On November 1st, 2022, chatGPT took the world by storm. Like you, I will never forget my first hands-on experience with the tool. Excitement, optimism, anxiety, and fear were what I felt simultaneous. chatGPT offered us a hands-on experience with AI for everyone.
But artificial intelligence is not a novelty for advertisers; it's a technology that helped us make better daily decisions in the last decade.
Here is a personal take on how AI is changing advertising development, looking at the past, present, and future. Take my predictions with a grain of salt; they are just predictions. I will use November 1st as the beginning of the chatGPT era.
The Pre-GPT Era, aka YESTERDAY
The traditional communication development cycle that begins with identifying the consumer opportunity or need -> agency brief -> big creative idea -> client feedback -> assets development has remained virtually unchanged for years.
Technology played an increasingly more significant role at each step, but without drastically shifting the flow.
We wrote longer briefs, we briefed more agencies, we gave less feedback, and we developed more assets. We squeezed timelines to do more, not because we have more tech.
The GPT Era aka TODAY
Today, everywhere you go, you hear about the death of the ad agency and the 100% automation of marketing or advertising to algorithms. While this is a possible future, we are still far from that.
At best, we still need the expertise to select the consumer benefit that will ignite a creative spark for big ideas. Yes, AI can be a big help in execution, but the early stages of the process are still "human-first.".

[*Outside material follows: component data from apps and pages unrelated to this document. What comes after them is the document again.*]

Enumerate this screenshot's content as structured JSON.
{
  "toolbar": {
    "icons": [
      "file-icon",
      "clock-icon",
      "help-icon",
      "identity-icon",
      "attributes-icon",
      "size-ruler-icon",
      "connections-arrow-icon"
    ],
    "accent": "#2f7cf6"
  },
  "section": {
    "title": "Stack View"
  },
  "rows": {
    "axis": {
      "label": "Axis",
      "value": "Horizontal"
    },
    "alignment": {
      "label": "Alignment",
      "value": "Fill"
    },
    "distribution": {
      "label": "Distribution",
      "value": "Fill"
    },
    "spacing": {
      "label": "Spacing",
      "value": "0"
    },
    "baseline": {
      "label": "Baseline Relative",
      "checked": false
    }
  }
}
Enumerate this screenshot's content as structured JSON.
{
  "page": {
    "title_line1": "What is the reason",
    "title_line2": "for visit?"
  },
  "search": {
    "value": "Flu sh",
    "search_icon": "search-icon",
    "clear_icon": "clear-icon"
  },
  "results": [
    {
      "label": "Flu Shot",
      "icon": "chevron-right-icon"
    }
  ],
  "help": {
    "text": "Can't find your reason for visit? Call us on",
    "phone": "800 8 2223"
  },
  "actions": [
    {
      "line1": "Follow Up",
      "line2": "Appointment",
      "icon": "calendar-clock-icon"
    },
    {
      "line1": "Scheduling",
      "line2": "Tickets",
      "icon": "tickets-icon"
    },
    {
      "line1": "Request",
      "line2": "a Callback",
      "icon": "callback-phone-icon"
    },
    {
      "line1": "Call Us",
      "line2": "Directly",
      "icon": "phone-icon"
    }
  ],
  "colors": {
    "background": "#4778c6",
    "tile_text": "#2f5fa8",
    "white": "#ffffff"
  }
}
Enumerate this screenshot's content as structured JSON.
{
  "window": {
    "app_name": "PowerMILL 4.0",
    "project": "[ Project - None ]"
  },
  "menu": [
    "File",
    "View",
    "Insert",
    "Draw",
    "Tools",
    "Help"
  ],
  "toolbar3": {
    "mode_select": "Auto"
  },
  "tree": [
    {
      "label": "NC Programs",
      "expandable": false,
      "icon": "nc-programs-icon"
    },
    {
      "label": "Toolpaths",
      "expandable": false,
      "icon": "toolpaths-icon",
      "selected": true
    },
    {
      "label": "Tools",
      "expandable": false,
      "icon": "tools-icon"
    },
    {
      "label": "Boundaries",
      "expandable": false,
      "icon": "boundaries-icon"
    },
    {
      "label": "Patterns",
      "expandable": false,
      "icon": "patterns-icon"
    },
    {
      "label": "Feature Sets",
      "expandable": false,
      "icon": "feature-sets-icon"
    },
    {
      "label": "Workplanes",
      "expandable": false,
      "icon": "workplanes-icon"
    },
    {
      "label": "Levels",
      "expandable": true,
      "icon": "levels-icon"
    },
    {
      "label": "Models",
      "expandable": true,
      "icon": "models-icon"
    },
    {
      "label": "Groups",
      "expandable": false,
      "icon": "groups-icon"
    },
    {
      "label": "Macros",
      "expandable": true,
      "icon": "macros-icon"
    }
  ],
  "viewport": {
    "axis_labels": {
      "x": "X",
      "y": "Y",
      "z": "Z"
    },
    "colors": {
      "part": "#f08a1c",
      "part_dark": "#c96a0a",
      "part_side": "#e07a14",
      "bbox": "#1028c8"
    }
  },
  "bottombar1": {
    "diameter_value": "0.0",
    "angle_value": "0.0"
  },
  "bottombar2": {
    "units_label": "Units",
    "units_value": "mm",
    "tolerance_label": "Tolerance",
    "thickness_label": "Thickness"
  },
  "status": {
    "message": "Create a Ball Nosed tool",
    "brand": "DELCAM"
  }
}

We just started including generative AI in the briefing process. We tested how generative AI could replace research or even executions. Still, we largely continued to use AI at every stage in the "old ways": from generating consumer insights via sentiment detection or attention measurement to optimizing in-campaign using automated algorithms to improve engagement and addressability.
The Post GPT Era, aka TOMORROW
Tomorrow, this all might change.
Our roles as marketers could become similar to that of an orchestra conductor, a conductor of an AI orchestra. We will browse the immense range of synthetically generated consumer insights to select the best opportunities to focus in our briefs. Adding a personal touch to all brief templates that can become more templates than unique briefs. And lastly, challenging creatives to come back with multiple big ideas, enough to A/B test them in execution.
AI will offer the most considerable short-term help to bridge the gap in asset development for the hundreds of formats and versions we now think we need for every campaign. Coming up with a unique creative big idea will be difficult for AI (hopefully), but creating versions of ads will not be hard.
Generative AI won't take our jobs; I see a bright future for our profession. But at the same time, it could shake us. It could accelerate the proliferation of work, making us busier and more stressed. Just because we can do AI can develop ten versions of the same ad, we should not be doing it. If we are not careful, that could also lead to a one answer fits all marketing approach.
When dialing up the science, we will probably hurt the art.